RECORDS SHOWN:
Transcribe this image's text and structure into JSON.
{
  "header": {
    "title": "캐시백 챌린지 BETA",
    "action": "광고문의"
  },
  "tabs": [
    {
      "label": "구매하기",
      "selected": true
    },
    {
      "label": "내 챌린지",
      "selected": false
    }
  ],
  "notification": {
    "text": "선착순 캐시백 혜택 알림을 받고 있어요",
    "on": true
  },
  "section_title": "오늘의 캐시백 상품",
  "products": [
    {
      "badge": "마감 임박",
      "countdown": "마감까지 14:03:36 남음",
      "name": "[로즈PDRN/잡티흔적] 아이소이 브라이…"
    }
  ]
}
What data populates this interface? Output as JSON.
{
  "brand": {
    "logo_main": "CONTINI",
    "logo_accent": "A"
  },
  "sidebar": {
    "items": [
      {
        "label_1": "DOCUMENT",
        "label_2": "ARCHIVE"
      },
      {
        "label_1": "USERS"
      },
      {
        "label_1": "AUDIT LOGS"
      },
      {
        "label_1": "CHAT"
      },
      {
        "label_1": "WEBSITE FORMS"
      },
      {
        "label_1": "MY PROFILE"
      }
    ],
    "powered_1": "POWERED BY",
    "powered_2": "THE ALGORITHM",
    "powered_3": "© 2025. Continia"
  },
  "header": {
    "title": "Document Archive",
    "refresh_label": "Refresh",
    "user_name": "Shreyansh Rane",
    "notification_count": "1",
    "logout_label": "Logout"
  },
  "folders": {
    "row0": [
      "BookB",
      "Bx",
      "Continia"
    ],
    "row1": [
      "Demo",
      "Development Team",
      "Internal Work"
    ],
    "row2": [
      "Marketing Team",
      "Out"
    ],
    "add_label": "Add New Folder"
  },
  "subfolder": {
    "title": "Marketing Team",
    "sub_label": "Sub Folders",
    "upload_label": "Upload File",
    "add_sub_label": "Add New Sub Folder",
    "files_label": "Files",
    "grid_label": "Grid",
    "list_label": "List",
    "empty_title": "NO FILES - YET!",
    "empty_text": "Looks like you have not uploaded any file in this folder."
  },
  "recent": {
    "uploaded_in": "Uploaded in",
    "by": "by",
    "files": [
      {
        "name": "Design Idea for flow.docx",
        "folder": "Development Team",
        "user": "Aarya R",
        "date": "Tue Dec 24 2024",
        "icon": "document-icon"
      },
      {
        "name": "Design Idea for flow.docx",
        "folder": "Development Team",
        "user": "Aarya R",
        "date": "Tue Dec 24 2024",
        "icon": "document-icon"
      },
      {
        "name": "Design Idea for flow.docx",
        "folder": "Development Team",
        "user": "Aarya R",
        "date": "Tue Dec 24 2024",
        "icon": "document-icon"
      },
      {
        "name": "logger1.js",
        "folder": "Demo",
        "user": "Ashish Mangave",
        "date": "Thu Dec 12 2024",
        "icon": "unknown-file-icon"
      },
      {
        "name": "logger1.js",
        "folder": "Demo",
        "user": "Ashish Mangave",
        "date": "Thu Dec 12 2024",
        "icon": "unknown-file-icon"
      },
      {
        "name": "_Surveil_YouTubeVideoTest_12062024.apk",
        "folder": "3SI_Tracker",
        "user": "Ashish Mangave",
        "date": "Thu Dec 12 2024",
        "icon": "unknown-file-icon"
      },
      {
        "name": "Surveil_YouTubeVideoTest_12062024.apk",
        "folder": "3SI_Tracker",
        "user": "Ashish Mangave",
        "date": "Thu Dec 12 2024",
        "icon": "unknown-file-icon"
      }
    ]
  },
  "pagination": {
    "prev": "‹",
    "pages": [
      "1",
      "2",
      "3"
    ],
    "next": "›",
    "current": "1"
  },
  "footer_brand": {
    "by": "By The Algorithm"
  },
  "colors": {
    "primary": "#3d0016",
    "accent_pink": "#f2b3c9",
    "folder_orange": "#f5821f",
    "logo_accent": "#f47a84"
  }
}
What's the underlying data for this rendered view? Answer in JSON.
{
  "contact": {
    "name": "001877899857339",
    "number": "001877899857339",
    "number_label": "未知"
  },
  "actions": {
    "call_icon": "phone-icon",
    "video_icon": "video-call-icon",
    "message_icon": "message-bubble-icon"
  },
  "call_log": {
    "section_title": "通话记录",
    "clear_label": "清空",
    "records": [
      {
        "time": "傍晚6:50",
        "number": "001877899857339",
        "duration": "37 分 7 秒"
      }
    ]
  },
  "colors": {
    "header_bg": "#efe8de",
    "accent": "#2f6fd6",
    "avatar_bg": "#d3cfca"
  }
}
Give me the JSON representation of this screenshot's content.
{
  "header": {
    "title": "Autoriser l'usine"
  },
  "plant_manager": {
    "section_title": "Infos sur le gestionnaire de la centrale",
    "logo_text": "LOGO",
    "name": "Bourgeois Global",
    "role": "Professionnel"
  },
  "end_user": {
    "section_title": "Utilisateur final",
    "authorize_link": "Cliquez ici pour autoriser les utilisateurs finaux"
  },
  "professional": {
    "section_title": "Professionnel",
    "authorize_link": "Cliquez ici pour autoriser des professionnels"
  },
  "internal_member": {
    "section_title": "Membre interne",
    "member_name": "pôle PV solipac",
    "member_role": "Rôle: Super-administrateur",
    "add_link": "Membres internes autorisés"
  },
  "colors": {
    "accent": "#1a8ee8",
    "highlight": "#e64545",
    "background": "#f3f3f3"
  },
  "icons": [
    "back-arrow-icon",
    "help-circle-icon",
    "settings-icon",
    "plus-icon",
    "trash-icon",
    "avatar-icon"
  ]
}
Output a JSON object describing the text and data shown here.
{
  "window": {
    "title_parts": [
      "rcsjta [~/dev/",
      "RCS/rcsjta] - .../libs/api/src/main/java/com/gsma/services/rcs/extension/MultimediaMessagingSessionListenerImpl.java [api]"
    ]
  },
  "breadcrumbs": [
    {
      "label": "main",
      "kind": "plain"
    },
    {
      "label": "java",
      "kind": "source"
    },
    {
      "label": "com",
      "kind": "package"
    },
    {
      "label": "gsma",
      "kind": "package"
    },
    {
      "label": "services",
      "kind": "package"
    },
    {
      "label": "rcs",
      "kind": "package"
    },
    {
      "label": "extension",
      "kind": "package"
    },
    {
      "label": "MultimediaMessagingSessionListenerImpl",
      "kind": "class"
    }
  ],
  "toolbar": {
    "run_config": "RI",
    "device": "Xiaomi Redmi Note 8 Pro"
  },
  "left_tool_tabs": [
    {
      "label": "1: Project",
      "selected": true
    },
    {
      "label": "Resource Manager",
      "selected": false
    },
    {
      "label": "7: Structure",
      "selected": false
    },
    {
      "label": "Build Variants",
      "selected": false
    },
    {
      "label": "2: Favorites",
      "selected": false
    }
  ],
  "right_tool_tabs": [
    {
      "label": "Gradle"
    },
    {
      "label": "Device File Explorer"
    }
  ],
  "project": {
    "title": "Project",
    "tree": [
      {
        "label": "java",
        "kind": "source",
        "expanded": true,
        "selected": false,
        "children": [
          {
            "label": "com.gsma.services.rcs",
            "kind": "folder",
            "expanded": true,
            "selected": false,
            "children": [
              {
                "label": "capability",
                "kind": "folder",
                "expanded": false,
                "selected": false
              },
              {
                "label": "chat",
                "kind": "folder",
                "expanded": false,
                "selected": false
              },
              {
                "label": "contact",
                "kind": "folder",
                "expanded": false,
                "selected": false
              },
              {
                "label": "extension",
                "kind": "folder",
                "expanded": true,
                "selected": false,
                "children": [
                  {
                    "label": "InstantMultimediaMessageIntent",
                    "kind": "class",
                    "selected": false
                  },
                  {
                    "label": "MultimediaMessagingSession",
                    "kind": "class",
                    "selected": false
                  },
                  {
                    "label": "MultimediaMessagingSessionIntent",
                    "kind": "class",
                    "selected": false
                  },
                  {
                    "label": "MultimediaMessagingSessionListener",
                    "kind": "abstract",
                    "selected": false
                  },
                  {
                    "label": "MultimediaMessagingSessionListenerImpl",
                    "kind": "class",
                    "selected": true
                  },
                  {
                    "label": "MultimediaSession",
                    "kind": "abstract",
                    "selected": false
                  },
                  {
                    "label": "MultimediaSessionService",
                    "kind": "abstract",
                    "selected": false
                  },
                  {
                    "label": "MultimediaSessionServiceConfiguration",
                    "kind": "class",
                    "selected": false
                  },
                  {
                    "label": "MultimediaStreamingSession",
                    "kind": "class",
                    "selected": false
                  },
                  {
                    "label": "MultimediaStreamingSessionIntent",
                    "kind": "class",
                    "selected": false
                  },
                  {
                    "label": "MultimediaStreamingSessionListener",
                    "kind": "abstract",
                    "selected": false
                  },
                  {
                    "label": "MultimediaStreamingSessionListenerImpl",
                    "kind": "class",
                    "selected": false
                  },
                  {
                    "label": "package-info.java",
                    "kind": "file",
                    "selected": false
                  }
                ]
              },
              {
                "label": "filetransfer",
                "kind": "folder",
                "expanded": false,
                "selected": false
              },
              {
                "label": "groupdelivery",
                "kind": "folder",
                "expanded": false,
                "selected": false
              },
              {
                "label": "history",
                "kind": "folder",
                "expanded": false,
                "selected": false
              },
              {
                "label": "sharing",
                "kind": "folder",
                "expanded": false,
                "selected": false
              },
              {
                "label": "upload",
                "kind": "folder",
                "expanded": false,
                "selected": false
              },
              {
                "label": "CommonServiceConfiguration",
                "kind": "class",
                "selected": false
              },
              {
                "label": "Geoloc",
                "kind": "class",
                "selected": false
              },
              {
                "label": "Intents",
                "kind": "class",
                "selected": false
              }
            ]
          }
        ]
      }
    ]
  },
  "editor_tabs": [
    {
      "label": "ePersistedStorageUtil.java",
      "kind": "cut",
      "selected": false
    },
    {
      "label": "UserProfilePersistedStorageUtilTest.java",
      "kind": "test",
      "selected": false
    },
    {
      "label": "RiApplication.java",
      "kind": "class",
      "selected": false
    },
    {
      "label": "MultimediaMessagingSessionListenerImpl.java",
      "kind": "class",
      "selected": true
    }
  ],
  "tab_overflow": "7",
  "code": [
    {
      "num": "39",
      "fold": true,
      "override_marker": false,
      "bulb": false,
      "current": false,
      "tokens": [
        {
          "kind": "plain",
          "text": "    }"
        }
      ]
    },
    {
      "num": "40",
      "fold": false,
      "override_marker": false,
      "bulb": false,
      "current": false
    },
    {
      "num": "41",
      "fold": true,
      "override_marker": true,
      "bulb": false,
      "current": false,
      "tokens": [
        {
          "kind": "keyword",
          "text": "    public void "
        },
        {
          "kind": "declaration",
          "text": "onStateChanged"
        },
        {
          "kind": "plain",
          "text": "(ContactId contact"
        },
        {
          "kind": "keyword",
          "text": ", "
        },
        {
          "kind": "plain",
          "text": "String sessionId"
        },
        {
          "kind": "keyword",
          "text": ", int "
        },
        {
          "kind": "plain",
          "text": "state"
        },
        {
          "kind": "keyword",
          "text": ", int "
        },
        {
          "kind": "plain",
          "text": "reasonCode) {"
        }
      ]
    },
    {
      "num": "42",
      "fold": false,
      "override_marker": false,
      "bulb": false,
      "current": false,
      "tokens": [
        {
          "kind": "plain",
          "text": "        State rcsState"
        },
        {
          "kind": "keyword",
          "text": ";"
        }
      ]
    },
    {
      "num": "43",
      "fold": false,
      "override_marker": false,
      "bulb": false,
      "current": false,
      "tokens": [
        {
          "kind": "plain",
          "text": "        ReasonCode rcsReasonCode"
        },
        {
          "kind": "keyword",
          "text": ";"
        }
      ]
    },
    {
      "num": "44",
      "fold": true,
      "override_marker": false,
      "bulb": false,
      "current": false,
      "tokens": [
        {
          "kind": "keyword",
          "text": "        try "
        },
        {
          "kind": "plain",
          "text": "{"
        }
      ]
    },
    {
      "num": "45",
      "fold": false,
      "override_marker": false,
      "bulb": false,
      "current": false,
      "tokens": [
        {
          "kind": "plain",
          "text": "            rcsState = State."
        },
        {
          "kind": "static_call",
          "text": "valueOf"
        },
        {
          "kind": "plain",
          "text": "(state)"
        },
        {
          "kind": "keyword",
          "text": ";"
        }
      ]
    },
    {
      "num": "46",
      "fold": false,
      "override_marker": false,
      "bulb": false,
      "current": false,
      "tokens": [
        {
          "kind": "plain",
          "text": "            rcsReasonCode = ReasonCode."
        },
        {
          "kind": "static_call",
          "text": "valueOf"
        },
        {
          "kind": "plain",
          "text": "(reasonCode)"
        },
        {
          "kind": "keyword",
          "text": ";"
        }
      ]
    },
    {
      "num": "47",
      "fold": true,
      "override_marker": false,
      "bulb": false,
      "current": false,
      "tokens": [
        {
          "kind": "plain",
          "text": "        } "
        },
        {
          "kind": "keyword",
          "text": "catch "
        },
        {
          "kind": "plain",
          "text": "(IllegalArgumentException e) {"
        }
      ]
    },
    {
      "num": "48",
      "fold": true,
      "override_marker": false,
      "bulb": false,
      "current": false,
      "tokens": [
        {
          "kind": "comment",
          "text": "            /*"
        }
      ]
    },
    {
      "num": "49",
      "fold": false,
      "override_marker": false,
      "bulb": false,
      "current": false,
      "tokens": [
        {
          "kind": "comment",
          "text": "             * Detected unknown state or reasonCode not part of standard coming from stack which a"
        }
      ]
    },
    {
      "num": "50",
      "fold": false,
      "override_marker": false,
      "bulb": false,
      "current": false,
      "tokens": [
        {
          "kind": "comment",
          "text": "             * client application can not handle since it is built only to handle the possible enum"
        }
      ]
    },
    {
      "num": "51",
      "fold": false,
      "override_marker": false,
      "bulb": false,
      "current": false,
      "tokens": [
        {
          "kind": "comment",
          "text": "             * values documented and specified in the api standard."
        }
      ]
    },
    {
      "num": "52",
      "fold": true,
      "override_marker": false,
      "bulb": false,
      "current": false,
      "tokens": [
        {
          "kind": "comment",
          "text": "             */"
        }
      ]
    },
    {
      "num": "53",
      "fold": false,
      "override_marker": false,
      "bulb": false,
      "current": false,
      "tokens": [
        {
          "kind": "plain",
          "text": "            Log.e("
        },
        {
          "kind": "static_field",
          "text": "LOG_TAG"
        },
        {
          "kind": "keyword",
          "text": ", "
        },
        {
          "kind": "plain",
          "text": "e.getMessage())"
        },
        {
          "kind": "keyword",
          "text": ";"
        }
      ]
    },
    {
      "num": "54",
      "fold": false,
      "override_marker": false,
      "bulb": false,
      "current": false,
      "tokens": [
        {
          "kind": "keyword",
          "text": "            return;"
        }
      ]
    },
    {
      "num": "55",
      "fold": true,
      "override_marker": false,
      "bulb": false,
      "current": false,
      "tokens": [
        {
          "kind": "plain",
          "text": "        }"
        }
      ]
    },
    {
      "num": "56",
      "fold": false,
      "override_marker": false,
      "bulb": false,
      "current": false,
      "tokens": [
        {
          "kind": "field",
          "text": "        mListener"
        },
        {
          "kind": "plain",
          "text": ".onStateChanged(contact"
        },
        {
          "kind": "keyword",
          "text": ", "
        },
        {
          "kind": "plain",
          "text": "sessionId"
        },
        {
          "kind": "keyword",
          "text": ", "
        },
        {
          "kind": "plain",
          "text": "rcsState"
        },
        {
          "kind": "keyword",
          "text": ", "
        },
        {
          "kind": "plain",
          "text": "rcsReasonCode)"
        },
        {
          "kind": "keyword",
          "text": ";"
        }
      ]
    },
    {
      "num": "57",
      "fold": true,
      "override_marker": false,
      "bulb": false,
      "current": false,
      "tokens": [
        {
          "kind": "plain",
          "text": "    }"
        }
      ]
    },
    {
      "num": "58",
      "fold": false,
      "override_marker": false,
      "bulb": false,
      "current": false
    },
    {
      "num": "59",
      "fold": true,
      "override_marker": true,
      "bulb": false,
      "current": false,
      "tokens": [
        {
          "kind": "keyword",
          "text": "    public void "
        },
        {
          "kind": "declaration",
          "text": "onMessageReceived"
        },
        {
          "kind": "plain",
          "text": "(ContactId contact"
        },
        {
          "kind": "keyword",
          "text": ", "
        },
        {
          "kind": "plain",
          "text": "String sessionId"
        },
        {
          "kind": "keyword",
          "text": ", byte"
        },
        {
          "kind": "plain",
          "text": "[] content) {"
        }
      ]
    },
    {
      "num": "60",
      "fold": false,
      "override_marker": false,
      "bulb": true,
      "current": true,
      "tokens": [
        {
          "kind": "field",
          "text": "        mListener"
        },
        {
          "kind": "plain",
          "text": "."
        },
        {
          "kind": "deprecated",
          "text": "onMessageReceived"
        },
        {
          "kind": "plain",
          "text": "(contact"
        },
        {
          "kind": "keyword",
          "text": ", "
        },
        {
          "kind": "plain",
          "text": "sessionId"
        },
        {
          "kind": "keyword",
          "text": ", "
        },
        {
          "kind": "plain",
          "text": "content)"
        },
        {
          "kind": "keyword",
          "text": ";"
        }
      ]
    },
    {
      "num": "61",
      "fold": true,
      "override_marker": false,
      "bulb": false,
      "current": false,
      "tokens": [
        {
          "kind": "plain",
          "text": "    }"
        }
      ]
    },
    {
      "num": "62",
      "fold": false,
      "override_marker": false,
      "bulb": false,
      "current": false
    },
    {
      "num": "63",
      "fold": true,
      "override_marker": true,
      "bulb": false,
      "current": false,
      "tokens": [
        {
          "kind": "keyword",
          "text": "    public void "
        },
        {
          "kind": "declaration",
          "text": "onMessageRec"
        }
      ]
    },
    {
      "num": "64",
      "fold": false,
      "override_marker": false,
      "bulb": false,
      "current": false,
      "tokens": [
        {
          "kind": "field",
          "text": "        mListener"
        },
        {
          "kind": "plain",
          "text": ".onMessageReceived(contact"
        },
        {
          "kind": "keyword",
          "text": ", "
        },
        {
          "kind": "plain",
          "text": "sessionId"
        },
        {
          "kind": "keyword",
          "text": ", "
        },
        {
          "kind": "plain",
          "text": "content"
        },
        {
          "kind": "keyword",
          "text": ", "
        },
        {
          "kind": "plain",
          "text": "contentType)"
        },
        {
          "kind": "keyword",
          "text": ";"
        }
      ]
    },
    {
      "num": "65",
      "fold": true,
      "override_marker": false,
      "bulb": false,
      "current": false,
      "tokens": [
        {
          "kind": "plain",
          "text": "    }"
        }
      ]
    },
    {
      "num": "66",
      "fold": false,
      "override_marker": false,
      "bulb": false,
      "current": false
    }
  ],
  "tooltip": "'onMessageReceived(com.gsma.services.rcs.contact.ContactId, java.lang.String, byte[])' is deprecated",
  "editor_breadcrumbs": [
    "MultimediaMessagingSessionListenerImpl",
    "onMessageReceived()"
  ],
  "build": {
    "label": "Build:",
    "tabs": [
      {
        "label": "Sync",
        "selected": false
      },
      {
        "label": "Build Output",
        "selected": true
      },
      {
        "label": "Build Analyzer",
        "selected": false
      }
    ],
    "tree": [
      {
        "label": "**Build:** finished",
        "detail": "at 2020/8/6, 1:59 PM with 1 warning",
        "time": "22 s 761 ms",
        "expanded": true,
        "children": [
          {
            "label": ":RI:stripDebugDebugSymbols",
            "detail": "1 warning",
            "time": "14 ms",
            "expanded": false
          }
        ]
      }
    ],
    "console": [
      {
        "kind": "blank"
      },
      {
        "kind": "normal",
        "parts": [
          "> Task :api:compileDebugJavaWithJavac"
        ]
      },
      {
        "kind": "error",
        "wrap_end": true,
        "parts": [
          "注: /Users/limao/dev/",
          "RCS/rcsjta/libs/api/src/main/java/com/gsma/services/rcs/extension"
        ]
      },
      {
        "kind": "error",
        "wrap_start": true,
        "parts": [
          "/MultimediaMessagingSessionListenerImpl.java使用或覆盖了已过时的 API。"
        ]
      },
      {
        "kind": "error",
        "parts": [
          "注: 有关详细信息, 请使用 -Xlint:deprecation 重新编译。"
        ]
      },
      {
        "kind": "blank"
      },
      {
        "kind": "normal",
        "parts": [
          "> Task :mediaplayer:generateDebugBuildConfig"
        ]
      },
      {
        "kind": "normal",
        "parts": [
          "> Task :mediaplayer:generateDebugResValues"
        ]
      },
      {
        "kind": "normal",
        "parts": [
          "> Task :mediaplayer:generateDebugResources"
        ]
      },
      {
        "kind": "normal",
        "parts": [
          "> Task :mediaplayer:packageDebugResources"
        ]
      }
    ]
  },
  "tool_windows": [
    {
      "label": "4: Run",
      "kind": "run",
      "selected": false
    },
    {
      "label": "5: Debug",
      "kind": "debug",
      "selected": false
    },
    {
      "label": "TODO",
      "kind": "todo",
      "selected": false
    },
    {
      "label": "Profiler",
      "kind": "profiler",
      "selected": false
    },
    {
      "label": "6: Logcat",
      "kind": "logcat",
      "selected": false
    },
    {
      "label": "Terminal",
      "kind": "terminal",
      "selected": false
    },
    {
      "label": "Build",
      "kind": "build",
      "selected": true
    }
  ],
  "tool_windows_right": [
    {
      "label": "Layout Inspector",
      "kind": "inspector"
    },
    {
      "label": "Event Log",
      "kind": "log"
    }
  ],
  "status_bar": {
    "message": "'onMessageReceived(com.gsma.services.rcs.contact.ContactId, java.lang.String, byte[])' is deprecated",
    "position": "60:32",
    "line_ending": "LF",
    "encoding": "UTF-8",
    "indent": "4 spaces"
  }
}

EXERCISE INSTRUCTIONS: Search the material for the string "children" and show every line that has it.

EXPECTED ANSWER:
        "children": [
            "children": [
                "children": [
        "children": [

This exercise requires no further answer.